No time for compromise on workplace safety

IOSH wants the government to safeguard health and safety legislation following the passing of the Retained EU Law BillIOSH has also been urging the government to safeguard health and safety legislation following the passing of the Retained EU Law (Revocation and Reform) Act 2023 – the so-called “EU Bonfire” Bill.

The health and safety body fears that the Act could lead to workplace safety standards in the UK effectively being scrapped or “dumbed down”, risking a reduction in productivity and an increase in insurance premiums for businesses and costs for the government.

As IOSH continues its push towards a healthy and safe world of work, Ruth said:

“This isn’t a time to compromise. Ensuring the UK has robust health and safety standards is crucial. It’s good for business, good for society and, importantly, it saves people’s lives.”

Common sense health and safety training

First Response Training (FRT) is one of the UK’s largest and leading national training providers.

Health and safety training is key for productivity and reduced downtimeThey deliver a wide and diverse range of training for businesses and organisations across all industry sectors and throughout the UK. Their course range includes training in the fields of health and safetyfirst aidfire safetymanual handlingmental healthfood safetyhealth and social care and more.

Their health and safety training is mapped to current UK standards and legislation and follows HSE guidelines. It includes training awards in Health and SafetyManaging and Supervising RiskWorking at HeightDSE AssessmentManual HandlingAccident and Incident Investigation, and more.

They are also licensed to deliver courses externally approved and certificated by IOSH including Working Safely and Managing Safely.

Based on a common sense, proportionate approach to workplace safety, training helps learners to understand the true benefits of creating a healthy and safe environment at work.

A trainer from FRT explains:

“We believe in creating safer working environments with people who care, and know that when workers feel safe, valued and protected, they are likely to be happier and more productive at work.
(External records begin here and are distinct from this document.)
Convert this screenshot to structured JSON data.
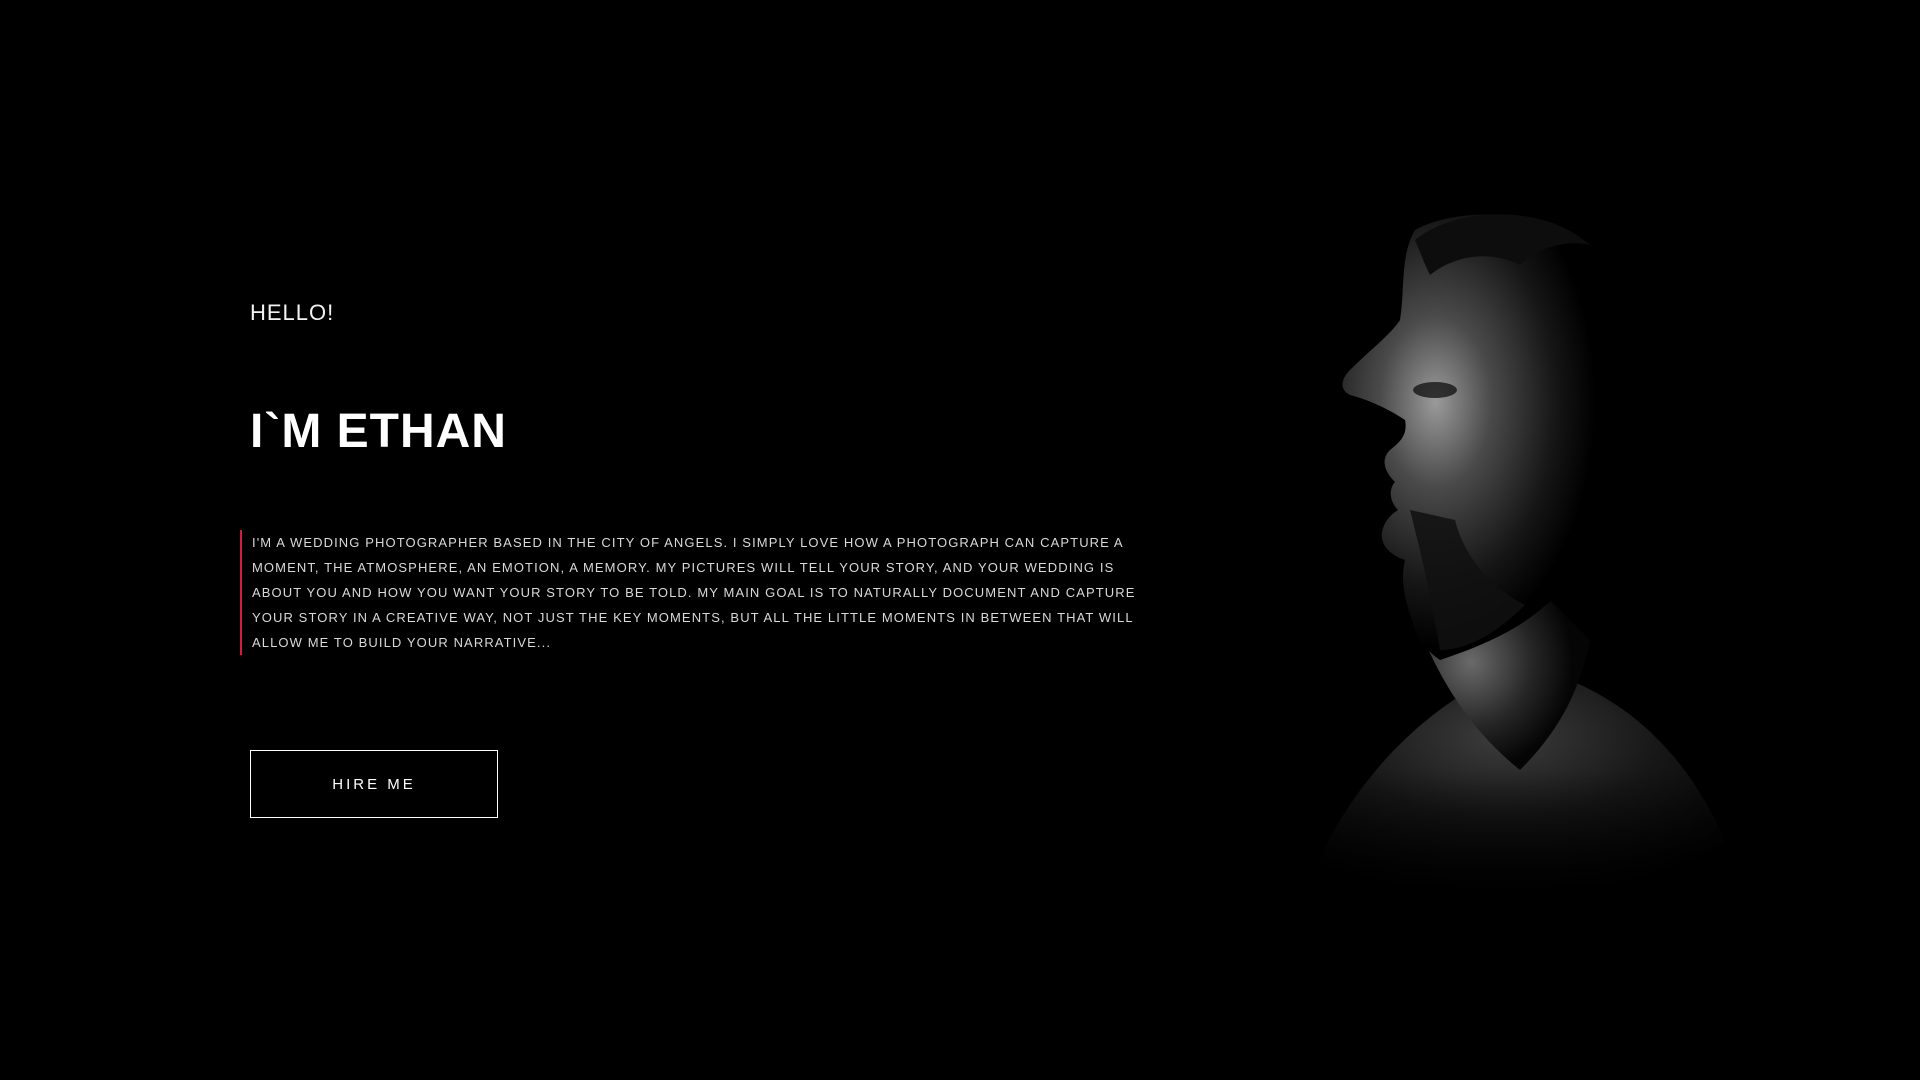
{
  "hero": {
    "greeting": "HELLO!",
    "name": "I`M ETHAN",
    "bio": "I'M A WEDDING PHOTOGRAPHER BASED IN THE CITY OF ANGELS. I SIMPLY LOVE HOW A PHOTOGRAPH CAN CAPTURE A MOMENT, THE ATMOSPHERE, AN EMOTION, A MEMORY. MY PICTURES WILL TELL YOUR STORY, AND YOUR WEDDING IS ABOUT YOU AND HOW YOU WANT YOUR STORY TO BE TOLD. MY MAIN GOAL IS TO NATURALLY DOCUMENT AND CAPTURE YOUR STORY IN A CREATIVE WAY, NOT JUST THE KEY MOMENTS, BUT ALL THE LITTLE MOMENTS IN BETWEEN THAT WILL ALLOW ME TO BUILD YOUR NARRATIVE...",
    "button_label": "HIRE ME"
  },
  "portrait": {
    "icon": "portrait-silhouette"
  },
  "colors": {
    "background": "#000000",
    "text": "#ffffff",
    "accent": "#d21e45"
  }
}
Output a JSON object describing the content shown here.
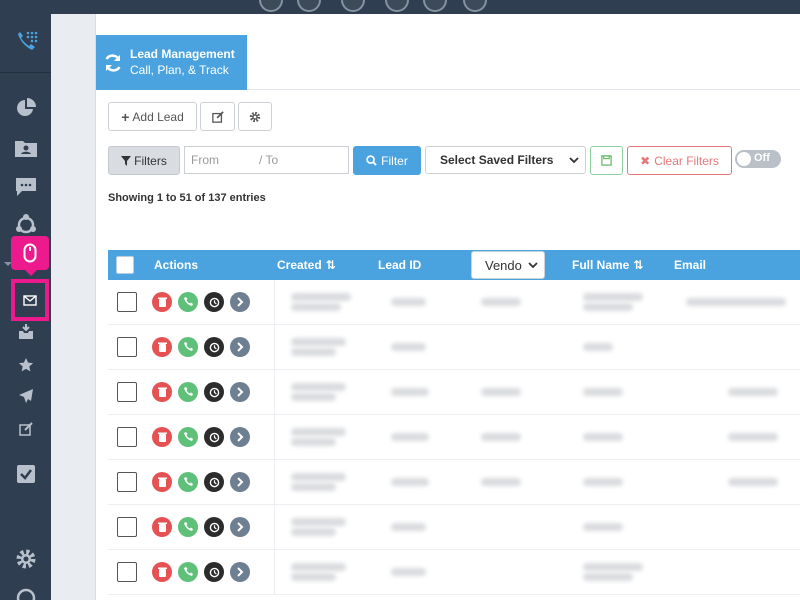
{
  "colors": {
    "sidebar": "#2f3e50",
    "accent": "#4aa3df",
    "highlight": "#ec1a8c",
    "delete": "#e55253",
    "call": "#5fc07a",
    "history": "#2c2c2c",
    "view": "#6e7f92"
  },
  "sidebar": {
    "logo_icon": "phone-grid-icon",
    "items": [
      {
        "name": "pie-chart-icon"
      },
      {
        "name": "contacts-folder-icon"
      },
      {
        "name": "chat-icon"
      },
      {
        "name": "sync-network-icon"
      },
      {
        "name": "mouse-icon",
        "highlighted": true
      },
      {
        "name": "envelope-icon",
        "boxed": true
      },
      {
        "name": "inbox-download-icon"
      },
      {
        "name": "star-icon"
      },
      {
        "name": "send-icon"
      },
      {
        "name": "edit-icon"
      },
      {
        "name": "checkbox-icon"
      },
      {
        "name": "gear-icon"
      }
    ]
  },
  "header": {
    "title": "Lead Management",
    "subtitle": "Call, Plan, & Track",
    "icon": "refresh-icon"
  },
  "toolbar": {
    "add_lead": "Add Lead",
    "edit_icon": "edit-icon",
    "settings_icon": "gear-icon"
  },
  "filters": {
    "filters_label": "Filters",
    "from_placeholder": "From",
    "to_placeholder": "/  To",
    "filter_button": "Filter",
    "saved_filters": "Select Saved Filters",
    "save_icon": "floppy-icon",
    "clear_filters": "Clear Filters",
    "toggle_label": "Off"
  },
  "info": "Showing 1 to 51 of 137 entries",
  "table": {
    "columns": {
      "actions": "Actions",
      "created": "Created",
      "lead_id": "Lead ID",
      "vendor": "Vendo",
      "full_name": "Full Name",
      "email": "Email"
    },
    "row_count": 7
  }
}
“Companies with a strong health and safety ethos can not only reduce workplace accidents and downtime, but also see better staff retention rates and increased employee satisfaction in the future.

“Health and safety training can help employers understand their responsibility to assess risks to workers, consult with workers on control measures to reduce those risks, and implement those measures.”

For more information on any of the training courses that FRT can provide, please call them today on freephone 0800 310 2300 or e-mail